Legio XIII Gemina

History of the LEGIO XIII GEMINA
Legio XIII Gemina can be thought of as one of Julius Caesar's legions that existed for more than four and a half centuries. Julius Caesar formed a Legio XIII in 57 B.C. as part of his army to conquer Gaul. The legion fought with Caesar at Gergovia in 52 B.C. and, during the Civil Wars, at Pharsalus (48 B.C.), Uzita (47 B.C.), and Thapsus (46 B.C.). Caesar discharged his veterans from Legio XIII in 45 B.C. and gave them plots of land where they could enjoy a well deserved retirement.
Augustus, then only Octavian, re-formed Legio XIII in 41 B.C. with new recruits and some of Caesar's old veterans who remembered that Octavian was Caesar's heir. The legion campaigned with Octavian against Sextus Pompeius and was with Octavian for the final battle against Marcus Antonius and Cleopatra at Actium in 31 B.C.
After Actium, Octavian reorganized the Roman army. It was then that Legio XIII received its cognomen Gemina meaning that legionaries from several other units had been combined with it. Legio XIII kept its unit symbol, the lion, and still thought of itself as one of Caesar's finest.
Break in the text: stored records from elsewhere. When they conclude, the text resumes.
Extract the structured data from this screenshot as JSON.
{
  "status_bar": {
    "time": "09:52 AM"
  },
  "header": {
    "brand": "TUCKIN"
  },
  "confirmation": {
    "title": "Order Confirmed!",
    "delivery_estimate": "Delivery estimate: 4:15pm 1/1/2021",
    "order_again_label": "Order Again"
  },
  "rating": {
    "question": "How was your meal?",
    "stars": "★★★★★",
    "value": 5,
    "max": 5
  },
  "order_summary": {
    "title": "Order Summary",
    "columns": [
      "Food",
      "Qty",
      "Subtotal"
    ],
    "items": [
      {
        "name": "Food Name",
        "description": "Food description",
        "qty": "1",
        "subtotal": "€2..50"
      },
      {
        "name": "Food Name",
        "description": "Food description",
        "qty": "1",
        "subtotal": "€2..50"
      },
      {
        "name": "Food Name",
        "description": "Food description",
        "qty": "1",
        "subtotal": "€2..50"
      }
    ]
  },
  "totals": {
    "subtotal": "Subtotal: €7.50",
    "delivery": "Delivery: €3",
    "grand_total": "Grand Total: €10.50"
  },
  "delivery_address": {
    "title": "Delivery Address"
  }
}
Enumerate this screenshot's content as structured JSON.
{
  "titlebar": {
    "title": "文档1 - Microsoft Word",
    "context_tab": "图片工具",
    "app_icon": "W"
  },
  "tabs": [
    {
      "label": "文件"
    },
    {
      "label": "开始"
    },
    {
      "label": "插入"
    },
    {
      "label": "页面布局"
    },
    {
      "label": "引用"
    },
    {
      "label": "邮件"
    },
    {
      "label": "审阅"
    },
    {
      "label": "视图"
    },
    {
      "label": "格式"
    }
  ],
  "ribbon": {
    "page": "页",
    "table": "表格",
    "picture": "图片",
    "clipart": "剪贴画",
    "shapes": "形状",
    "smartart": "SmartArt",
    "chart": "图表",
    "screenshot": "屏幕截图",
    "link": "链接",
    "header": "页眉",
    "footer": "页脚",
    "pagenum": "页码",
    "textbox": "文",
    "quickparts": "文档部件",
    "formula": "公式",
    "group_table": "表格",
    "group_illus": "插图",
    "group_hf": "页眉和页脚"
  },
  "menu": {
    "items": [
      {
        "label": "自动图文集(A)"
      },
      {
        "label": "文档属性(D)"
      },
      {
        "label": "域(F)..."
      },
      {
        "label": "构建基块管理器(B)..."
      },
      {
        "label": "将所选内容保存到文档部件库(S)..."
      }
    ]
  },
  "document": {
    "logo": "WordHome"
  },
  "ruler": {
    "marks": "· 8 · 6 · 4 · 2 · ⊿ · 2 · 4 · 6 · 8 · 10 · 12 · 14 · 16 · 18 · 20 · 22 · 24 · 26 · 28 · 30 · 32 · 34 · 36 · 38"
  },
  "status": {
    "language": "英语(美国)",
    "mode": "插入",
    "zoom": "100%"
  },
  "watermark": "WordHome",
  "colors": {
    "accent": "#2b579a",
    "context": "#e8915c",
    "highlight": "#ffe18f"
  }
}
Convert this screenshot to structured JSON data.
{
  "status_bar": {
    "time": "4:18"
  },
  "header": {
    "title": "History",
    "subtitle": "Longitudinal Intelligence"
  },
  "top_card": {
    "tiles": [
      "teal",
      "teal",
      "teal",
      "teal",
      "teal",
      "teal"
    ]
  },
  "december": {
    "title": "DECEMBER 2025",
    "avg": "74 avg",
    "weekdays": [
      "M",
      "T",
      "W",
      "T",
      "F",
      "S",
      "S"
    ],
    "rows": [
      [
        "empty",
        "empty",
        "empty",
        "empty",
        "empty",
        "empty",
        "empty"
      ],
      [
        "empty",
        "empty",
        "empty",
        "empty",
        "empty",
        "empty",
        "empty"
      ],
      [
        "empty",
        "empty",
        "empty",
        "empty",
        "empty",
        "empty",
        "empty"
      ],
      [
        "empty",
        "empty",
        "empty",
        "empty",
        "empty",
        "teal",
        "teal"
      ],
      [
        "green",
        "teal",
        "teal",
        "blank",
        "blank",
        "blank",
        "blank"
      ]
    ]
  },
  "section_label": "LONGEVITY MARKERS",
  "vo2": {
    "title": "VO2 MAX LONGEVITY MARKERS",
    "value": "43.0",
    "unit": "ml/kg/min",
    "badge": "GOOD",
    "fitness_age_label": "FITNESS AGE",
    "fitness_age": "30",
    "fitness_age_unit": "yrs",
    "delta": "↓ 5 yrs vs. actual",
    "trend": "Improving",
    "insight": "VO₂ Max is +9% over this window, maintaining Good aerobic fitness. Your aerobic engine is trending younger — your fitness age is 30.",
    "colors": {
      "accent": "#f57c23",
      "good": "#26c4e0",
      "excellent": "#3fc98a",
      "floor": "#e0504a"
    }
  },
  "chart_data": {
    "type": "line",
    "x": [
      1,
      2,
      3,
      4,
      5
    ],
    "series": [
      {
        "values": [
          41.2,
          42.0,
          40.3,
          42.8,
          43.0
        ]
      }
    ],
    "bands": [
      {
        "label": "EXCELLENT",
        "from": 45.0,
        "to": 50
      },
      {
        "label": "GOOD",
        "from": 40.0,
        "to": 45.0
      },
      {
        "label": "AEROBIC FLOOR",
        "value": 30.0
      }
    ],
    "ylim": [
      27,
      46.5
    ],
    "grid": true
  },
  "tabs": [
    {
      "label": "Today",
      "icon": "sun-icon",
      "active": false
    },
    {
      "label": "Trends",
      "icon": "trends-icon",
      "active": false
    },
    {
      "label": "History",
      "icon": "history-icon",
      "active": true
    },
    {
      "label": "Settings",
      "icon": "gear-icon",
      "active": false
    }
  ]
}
XIII Gemina's first posting under Augustus was at Burnum (modern Kistanje) on the Adriatic coast of Croatia from 30-16 B.C. During Tiberius' campaign to conquer the Alpine regions, it moved to Emona (now Llubljana) in Slovenia. Between 6 and 9 A.D., XIII Gemina was part of the great Roman army assembled to crush the Pannonian and Illyrian uprising.
In 9 A.D., the Rhine frontier exploded when the German tribes ambushed a Roman expedition and destroyed Varus and his 3 legions. XIII Gemina left Emona and was transferred to Augusta Vindelica (Augsburg) in Germany to replace a legion sent to restore the Rhine frontier. From Augusta Vindelica, the legion moved to Vindonissa (now Windisch) in Switzerland in 16 A.D. to build a new base to protect the Alpine passes from any German threat.
Claudius invaded Britain in 43 A.D. with an army that included one legion from Pannonia. XIII Gemina was sent from Vindonissa to Poetovio (Ptuj) in Slovenia to replace that legion. This was XIII Gemina's home until 89 A.D. although the legion was part of the army that fought for Otho against Vitellius in Italy in 69 A.D., and afterwards campaigned along the Rhine under Cerialis to bring law and order to Germania.
In the 80's A.D., the Dacians and Sarmatians flooded across the Danube to loot and burn in Pannonia and Moesia. XIII Gemina moved from Poetovio up to the Danube and built the first Roman base at Vindobonna (Vienna) in Austria. The legion fought in the Sarmatian campaign in 92 A.D. and helped conquer Dacia for Trajan. Its reward was to be the principle garrison legion in the newly won province. XIII Gemina was then based at Apulum (Alba Iulia) in Romania from 106 A.D. until 268 A.D. From time to time, it was called upon to campaign in other provinces; against the Parthians under Trajan, and in Syria to put Septimius Severus on the throne in 194 A.D.
During the troubled times of the mid-3rd Century, the Emperor Aurelian decided that he could no longer hold Dacia against the constant attacks of the barbarian tribes. XIII Gemina had done its best to hold back the barbarian flood, but the odds were too heavy against it. The legions and the Romanized civilian population evacuated Dacia between 268 and 271 A.D. XIII Gemina, beaten and battered by years of warfare, was pulled back to Poetovio in Slovenia. There, it was reinforced and retrained. In 270 A.D., it returned to the Danube to Ratiaria (Artschav in modern Bulgaria) in the newly organized province of Dacia Ripensis.
XIII Gemina remained at Ratiaria until the end of the Roman Empire in the West. At the end, when the legionaries' pay and supplies had stopped coming somewhere around 400 A.D., the remnants of the legion melted away. The last of the old soldiers hung his armor on the wall and turned to farming to support his family.